Nothing in the data may be changed; retype all of it.
=== Begin Enclosure ===
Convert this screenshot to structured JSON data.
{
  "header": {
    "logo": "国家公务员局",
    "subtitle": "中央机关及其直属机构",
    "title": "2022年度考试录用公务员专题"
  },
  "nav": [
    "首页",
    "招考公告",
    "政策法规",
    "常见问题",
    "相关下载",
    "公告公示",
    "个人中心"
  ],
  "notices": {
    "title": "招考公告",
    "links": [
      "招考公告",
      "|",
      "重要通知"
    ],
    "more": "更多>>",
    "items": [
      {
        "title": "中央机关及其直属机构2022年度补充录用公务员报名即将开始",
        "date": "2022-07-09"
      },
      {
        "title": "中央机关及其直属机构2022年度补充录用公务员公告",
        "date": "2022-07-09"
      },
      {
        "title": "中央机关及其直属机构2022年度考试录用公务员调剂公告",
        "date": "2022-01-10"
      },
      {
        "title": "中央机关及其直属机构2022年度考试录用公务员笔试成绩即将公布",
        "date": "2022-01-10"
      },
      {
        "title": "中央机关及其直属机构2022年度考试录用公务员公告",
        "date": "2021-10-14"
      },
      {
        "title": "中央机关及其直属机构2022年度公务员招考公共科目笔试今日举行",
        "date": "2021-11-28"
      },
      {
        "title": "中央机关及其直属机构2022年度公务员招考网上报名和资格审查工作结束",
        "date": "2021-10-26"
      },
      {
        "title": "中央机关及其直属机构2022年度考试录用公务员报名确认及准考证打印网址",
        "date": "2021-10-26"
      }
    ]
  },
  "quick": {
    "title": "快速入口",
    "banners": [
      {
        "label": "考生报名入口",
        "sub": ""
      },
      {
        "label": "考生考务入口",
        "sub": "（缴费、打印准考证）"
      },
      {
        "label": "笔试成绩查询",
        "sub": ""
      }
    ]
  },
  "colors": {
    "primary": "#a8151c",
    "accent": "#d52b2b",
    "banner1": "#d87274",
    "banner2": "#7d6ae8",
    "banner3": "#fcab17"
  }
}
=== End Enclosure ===
Response to the task:
Convert this screenshot to structured JSON data.
{
  "header": {
    "logo": "国家公务员局",
    "subtitle": "中央机关及其直属机构",
    "title": "2022年度考试录用公务员专题"
  },
  "nav": [
    "首页",
    "招考公告",
    "政策法规",
    "常见问题",
    "相关下载",
    "公告公示",
    "个人中心"
  ],
  "notices": {
    "title": "招考公告",
    "links": [
      "招考公告",
      "|",
      "重要通知"
    ],
    "more": "更多>>",
    "items": [
      {
        "title": "中央机关及其直属机构2022年度补充录用公务员报名即将开始",
        "date": "2022-07-09"
      },
      {
        "title": "中央机关及其直属机构2022年度补充录用公务员公告",
        "date": "2022-07-09"
      },
      {
        "title": "中央机关及其直属机构2022年度考试录用公务员调剂公告",
        "date": "2022-01-10"
      },
      {
        "title": "中央机关及其直属机构2022年度考试录用公务员笔试成绩即将公布",
        "date": "2022-01-10"
      },
      {
        "title": "中央机关及其直属机构2022年度考试录用公务员公告",
        "date": "2021-10-14"
      },
      {
        "title": "中央机关及其直属机构2022年度公务员招考公共科目笔试今日举行",
        "date": "2021-11-28"
      },
      {
        "title": "中央机关及其直属机构2022年度公务员招考网上报名和资格审查工作结束",
        "date": "2021-10-26"
      },
      {
        "title": "中央机关及其直属机构2022年度考试录用公务员报名确认及准考证打印网址",
        "date": "2021-10-26"
      }
    ]
  },
  "quick": {
    "title": "快速入口",
    "banners": [
      {
        "label": "考生报名入口",
        "sub": ""
      },
      {
        "label": "考生考务入口",
        "sub": "（缴费、打印准考证）"
      },
      {
        "label": "笔试成绩查询",
        "sub": ""
      }
    ]
  },
  "colors": {
    "primary": "#a8151c",
    "accent": "#d52b2b",
    "banner1": "#d87274",
    "banner2": "#7d6ae8",
    "banner3": "#fcab17"
  }
}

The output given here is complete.